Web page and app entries
------

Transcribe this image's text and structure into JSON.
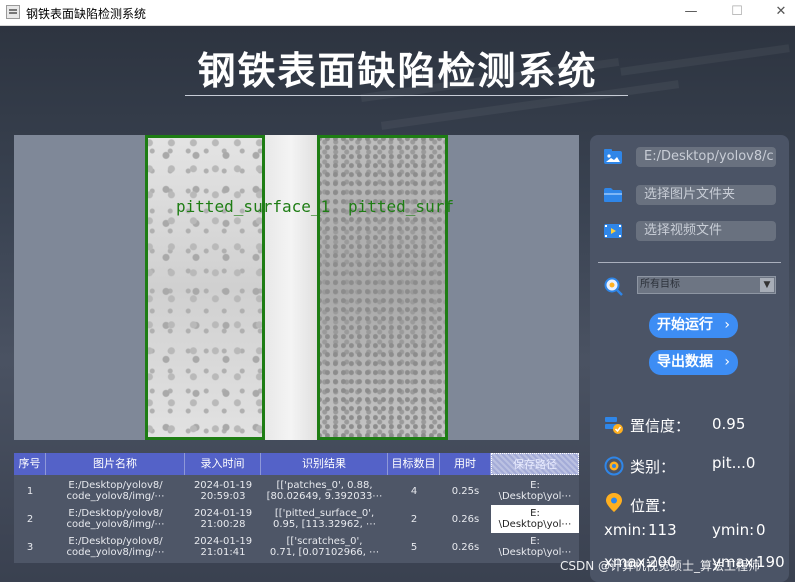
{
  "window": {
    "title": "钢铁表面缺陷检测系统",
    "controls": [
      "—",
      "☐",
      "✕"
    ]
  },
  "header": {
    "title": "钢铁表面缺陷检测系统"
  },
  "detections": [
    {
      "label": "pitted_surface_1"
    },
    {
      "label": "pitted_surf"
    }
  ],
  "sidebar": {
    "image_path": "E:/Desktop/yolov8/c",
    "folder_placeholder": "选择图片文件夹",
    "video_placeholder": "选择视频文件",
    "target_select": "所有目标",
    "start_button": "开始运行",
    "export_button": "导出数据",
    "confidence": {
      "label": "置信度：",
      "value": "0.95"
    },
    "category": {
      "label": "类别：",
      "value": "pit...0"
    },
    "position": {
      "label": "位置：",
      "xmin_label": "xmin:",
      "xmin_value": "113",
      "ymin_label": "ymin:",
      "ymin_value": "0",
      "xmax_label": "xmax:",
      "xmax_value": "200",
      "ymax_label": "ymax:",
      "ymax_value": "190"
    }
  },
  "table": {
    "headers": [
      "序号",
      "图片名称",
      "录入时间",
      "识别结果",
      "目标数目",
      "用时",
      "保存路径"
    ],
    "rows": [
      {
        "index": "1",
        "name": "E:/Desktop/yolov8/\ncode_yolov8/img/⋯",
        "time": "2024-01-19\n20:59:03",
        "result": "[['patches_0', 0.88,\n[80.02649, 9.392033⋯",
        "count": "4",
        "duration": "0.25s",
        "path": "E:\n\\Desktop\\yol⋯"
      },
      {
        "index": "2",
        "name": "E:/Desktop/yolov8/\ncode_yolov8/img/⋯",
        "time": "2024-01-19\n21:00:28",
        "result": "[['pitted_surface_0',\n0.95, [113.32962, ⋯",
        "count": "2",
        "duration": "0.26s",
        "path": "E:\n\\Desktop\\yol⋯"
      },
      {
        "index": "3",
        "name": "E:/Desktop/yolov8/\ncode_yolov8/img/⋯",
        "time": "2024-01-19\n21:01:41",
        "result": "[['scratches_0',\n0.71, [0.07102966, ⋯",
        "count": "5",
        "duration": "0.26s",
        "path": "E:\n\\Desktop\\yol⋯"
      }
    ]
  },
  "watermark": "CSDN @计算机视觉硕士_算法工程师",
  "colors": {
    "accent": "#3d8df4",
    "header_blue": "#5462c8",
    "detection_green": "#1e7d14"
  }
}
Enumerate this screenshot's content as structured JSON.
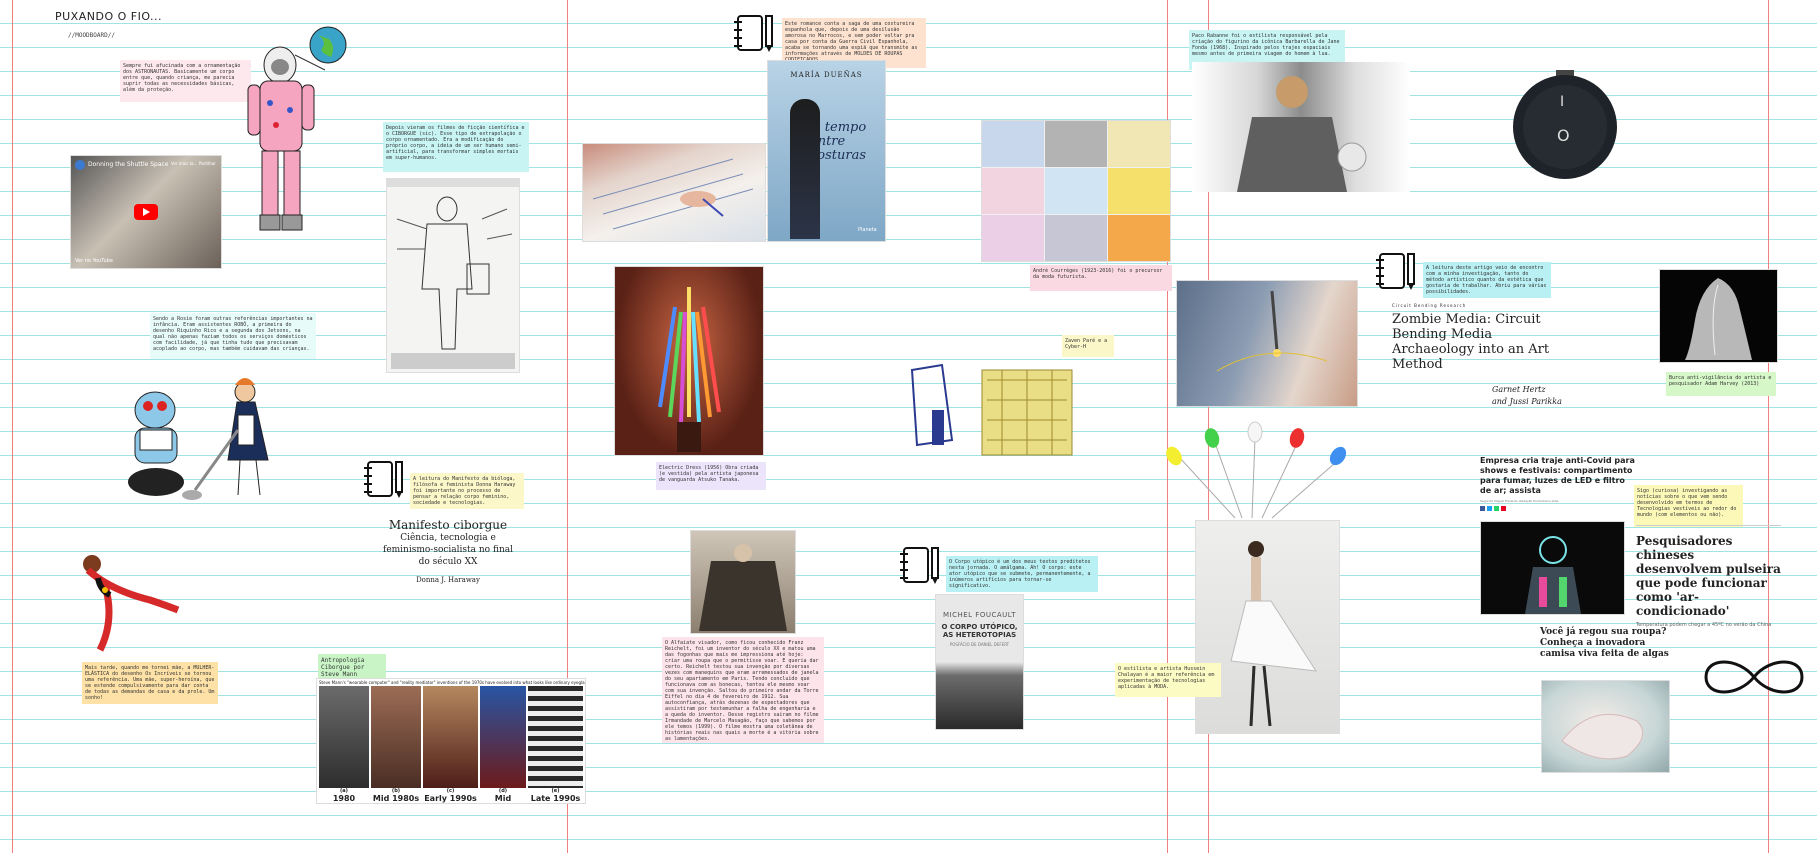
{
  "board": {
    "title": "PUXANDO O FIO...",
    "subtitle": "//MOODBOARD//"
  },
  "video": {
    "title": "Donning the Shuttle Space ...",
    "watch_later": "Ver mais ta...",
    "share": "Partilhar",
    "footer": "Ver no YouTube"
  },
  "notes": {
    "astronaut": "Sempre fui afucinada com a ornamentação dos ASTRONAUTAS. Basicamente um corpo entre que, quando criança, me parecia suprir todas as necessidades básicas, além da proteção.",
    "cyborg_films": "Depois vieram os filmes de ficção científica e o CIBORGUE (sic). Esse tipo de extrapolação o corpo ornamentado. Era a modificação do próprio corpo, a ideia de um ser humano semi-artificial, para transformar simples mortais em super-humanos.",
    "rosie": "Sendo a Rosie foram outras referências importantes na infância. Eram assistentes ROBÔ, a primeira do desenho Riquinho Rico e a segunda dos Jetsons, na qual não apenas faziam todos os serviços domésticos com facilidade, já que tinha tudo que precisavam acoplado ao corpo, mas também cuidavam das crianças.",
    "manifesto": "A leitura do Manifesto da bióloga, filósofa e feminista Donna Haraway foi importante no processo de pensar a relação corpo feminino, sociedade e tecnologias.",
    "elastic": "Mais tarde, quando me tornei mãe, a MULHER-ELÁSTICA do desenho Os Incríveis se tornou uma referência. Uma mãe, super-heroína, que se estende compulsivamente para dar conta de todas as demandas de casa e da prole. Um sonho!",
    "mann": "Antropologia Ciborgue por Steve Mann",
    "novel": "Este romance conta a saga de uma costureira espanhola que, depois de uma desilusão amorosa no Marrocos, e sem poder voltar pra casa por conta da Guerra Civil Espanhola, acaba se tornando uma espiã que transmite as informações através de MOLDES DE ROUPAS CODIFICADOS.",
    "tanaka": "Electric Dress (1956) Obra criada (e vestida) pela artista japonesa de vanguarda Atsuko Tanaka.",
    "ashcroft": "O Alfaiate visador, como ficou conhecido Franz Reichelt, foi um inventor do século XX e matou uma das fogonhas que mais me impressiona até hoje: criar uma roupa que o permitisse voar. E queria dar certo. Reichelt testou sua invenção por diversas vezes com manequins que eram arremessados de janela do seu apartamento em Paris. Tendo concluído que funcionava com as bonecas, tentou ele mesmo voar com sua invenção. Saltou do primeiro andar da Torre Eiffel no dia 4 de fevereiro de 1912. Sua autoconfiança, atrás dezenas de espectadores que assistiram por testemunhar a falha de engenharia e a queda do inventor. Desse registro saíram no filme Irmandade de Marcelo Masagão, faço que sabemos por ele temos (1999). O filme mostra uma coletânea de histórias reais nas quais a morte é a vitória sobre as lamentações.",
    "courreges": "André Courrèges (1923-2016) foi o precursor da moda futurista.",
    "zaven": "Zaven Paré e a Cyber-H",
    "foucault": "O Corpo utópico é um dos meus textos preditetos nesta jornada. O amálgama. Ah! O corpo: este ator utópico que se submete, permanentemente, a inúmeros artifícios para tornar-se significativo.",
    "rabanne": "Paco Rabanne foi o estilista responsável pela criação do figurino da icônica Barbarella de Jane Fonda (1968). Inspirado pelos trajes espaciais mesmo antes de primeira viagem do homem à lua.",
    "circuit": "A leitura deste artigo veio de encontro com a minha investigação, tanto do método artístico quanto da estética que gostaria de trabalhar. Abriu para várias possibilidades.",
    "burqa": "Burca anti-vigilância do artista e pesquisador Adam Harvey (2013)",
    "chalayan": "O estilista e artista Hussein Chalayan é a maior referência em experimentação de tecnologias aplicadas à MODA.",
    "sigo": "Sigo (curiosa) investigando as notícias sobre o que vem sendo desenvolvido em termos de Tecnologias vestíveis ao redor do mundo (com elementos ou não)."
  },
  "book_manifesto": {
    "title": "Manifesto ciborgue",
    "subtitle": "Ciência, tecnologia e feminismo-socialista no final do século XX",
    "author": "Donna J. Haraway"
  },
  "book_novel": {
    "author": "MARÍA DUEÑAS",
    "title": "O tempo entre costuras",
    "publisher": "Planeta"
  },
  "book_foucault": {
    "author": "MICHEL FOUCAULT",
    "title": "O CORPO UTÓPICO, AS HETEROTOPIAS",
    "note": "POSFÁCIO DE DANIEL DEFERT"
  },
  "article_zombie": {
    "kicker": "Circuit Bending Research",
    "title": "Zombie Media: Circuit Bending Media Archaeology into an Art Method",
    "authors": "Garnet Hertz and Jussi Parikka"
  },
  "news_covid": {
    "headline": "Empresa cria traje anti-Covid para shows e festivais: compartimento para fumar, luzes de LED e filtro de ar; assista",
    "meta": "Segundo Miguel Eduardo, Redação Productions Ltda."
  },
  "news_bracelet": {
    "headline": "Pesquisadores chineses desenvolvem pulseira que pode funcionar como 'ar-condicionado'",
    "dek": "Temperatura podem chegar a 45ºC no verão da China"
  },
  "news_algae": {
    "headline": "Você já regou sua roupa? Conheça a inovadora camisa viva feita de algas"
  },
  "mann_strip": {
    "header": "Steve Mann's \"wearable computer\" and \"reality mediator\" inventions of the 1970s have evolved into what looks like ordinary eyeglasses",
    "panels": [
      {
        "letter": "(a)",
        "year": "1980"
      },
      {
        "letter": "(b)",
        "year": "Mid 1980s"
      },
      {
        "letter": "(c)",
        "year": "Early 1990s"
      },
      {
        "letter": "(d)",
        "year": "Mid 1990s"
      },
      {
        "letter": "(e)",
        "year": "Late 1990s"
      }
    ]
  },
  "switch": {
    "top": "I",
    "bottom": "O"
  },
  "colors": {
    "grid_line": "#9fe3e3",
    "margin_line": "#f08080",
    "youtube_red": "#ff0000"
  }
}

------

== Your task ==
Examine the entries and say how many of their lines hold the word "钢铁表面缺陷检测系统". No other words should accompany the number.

== Answer space ==
2